Bend it like Geller: Uri Geller impresses visitors to the Israel stand at World Travel Market with his spoon-twisting antics
Israel has enjoyed unprecedented tourism success this year, with a staggering three million international arrivals.
The figure, the highest in the 60 years since independence, presages a lucrative new source of prosperity for a country which saw foreign tourism dwindle to a near-standstill during the intifada.
Low-cost flights, the return of cruise ships to Haifa and what Rafi Shalev, new director of tourism in UK and Ireland for the Israel Government Tourist Office, calls the "football factor" have all been leading reasons.
"The England-Israel football match [in March 2007] was a catalyst," Mr Shalev told a press conference at London's World Travel Market this week.
"People came, saw the discotheques and the bars and decided to come back.

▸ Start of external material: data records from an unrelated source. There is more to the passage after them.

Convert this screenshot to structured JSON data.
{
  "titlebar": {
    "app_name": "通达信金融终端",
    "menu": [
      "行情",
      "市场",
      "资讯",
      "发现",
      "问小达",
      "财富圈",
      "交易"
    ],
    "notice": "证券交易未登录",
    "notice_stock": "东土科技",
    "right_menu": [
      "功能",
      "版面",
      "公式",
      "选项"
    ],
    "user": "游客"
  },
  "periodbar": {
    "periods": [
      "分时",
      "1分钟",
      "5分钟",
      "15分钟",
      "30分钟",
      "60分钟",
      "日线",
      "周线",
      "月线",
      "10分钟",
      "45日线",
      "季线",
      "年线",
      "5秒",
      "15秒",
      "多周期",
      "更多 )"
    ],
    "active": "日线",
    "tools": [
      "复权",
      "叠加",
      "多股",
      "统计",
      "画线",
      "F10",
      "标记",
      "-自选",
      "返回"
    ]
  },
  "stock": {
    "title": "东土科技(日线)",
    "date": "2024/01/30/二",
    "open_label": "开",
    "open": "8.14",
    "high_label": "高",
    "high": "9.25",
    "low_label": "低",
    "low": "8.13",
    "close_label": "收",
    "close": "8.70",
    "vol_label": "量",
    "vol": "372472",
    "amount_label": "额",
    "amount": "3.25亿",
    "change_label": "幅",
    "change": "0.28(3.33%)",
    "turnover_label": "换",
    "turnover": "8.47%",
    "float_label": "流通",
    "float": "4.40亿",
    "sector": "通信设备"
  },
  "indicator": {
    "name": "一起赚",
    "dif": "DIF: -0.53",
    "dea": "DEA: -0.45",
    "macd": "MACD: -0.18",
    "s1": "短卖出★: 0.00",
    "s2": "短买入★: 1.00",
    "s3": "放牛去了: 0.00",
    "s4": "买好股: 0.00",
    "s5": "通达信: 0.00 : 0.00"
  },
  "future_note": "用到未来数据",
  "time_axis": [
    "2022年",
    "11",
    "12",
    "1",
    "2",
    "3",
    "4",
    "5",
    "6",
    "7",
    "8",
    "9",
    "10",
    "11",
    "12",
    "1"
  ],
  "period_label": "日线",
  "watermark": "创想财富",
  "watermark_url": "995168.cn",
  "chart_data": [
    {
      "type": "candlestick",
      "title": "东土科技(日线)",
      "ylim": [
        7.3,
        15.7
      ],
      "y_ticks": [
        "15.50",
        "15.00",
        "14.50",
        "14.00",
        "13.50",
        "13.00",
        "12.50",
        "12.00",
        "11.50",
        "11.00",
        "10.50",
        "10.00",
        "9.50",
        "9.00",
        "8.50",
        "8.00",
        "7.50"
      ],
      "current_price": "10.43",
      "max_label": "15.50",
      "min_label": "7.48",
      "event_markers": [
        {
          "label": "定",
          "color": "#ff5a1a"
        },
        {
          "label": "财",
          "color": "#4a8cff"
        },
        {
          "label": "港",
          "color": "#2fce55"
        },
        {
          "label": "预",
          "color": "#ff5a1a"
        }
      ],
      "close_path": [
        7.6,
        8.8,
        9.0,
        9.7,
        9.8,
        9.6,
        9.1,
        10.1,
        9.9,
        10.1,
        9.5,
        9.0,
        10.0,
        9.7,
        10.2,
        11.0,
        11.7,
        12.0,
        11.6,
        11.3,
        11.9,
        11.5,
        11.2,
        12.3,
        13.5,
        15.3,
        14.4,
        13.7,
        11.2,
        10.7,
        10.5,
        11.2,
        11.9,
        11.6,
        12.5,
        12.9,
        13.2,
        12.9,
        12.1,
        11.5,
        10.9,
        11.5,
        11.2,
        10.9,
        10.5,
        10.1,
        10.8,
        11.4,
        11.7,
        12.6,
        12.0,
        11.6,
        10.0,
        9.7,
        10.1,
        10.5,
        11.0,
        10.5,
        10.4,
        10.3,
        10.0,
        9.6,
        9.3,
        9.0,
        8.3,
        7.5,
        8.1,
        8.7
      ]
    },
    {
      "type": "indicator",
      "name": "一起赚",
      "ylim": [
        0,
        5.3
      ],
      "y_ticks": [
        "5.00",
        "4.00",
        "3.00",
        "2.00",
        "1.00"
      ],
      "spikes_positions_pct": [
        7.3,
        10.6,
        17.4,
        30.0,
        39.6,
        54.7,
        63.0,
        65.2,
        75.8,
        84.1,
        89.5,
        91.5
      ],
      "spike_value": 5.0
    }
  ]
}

We are seeing a new city-break market with visitors coming for just three or four days."
The city-break market - and a new focus on tourism spurred by cuisine, culture and other "lifestyle" interests - is epitomised by Tel Aviv, said Shaul Zemach, director-general of the Tourism Ministry. The ministry expects to capitalise on the city's coming centenary and its status as the international gateway to the rest of Israel.
But Eilat is also a vital factor in new strategies aimed at beating the credit crunch and keeping up buoyant tourism figures, he said. "We are repositioning Eilat as a high-end, rather than a backpacker, destination, with a dedicated micro-website already in development to show everything the resort has to offer."
Once strictly a dedicated sun'n'fun destination, Eilat is now underpinning a new two-centre market, combined by many foreign visitors with the north of Israel or neighbouring attractions like Petra, in Jordan.
El Al is operating a daily scheduled domestic flight to Eilat to supplement the activities of charter airlines which have dominated traffic to the resort - and has profited from competitors entering the UK market, according to Uri Danor, head of El Al's UK office.
"BMI has fed visitors from Scotland and Ireland into our international departures, and if we could get more slots at Heathrow, a third daily flight to Tel Aviv could be on the cards," he said.
Low cost flights, including those of Thomsonfly from both London and Manchester, have been responsible for an increase of more than 15 per cent in UK visitors alone to 180,000 this year.
Of those, 80 per cent were Jewish, with a new secular "lifestyle" tourist entering the market to boost the secondary pilgrim sector headed for Jerusalem and the Christian sites of the north.
A detailed analysis of mid-year tourism figures issued in July, by which time 1.7 million arrivals had been recorded for the first seven months of 2008, showed an overall increase of 41 per cent over the same period in 2007, with three times as many day visitors - a factor of returning cruise business.
The Tourism Ministry has been challenged with bringing workers - unused to such numbers following the lean visitor years of the intifada - up to speed, running workshops to improve professionalism in everyone from bus drivers to passport control officers.